Without any outside influence I can tell you that every actor's performance in “Black Mass” is incredible. From Johnny Depp's brooding, ominous charm as Whitey Bulger, down to Benedict Cumberbatch's south Boston accent. What I kept telling people however was the plot “was a little underwhelming”. There's no meteoric rise and fall like in “Scarface." Everything builds and inevitably falls apart, but there's no grand shootout or final comeuppance to bring it to a satisfying ending.
“Black Mass” is based on the true story of Whitey Bulger and his south Boston Winter Hill Gang. At times it is almost documentary style, intercut by police interviews with characters in the future testifying against Bulger. The true story doesn't involve large-scale sting operations with SWAT teams and shootouts, so the lack of action doesn't bother me. In fact I like the way all the power just quietly slips away from criminals and the corrupt in the end.
As I found myself forming my own opinions about “Black Mass,” I thought about how often other people tell us what we should watch and how we may be influenced.
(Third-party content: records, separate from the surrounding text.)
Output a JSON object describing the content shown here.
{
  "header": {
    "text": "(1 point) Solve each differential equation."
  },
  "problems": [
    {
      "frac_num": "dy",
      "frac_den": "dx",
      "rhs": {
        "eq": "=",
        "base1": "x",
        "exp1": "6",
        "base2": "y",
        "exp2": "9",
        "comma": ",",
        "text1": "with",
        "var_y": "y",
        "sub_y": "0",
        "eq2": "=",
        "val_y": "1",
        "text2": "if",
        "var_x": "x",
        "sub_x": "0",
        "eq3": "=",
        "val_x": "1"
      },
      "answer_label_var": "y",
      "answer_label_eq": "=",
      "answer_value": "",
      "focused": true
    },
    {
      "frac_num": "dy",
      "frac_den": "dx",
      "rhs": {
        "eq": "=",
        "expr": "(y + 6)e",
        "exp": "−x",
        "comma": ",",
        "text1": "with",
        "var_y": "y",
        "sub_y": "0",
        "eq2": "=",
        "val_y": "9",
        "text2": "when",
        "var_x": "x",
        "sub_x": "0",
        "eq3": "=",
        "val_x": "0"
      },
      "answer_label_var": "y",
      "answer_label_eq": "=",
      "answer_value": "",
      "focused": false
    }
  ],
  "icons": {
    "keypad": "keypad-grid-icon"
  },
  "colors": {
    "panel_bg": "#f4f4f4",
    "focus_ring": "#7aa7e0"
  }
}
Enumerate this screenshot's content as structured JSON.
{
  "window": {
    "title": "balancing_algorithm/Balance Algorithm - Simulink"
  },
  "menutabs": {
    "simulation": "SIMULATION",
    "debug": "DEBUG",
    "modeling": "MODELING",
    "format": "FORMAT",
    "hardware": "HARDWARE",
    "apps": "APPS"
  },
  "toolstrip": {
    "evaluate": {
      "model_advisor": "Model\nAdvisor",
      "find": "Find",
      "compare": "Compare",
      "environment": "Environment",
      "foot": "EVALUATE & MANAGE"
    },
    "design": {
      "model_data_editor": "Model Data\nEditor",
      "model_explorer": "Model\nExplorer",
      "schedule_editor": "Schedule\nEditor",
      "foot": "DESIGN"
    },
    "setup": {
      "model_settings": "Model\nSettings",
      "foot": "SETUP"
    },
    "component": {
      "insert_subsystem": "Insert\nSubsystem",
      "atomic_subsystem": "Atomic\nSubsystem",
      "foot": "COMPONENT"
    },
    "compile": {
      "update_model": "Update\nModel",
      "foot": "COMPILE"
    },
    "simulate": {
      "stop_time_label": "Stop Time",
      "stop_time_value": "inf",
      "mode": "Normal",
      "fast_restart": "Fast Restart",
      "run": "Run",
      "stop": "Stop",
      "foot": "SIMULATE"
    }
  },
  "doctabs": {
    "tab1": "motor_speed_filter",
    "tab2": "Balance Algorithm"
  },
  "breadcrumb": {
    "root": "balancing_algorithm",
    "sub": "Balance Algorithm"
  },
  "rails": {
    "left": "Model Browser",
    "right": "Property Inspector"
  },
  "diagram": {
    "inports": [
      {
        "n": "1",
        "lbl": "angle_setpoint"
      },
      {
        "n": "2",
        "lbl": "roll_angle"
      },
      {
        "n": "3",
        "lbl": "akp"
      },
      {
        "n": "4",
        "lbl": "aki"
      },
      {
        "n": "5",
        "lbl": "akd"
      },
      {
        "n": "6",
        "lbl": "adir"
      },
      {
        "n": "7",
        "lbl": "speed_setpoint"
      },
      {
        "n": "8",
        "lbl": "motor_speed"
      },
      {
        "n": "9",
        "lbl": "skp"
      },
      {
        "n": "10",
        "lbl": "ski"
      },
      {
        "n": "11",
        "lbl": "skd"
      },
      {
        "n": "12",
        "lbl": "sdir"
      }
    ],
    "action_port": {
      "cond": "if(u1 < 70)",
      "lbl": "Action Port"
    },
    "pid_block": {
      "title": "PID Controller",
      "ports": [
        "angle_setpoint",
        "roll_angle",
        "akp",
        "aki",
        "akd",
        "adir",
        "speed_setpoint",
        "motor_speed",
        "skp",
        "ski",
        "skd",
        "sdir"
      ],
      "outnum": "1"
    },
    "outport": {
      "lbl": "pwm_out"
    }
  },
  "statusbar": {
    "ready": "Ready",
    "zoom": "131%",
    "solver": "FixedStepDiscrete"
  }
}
We are constantly bombarded with marketing, award ceremonies, friends and blogs telling us what to see and why. They all have their own bias or agenda, and I think it is important to take the time and reason out what we personally look for in entertainment. It doesn't matter if it's romantic comedies, historical dramas, art house films or mindless action flicks. As long as your taste is genuinely your own and you think about what you're watching, you're doing something right.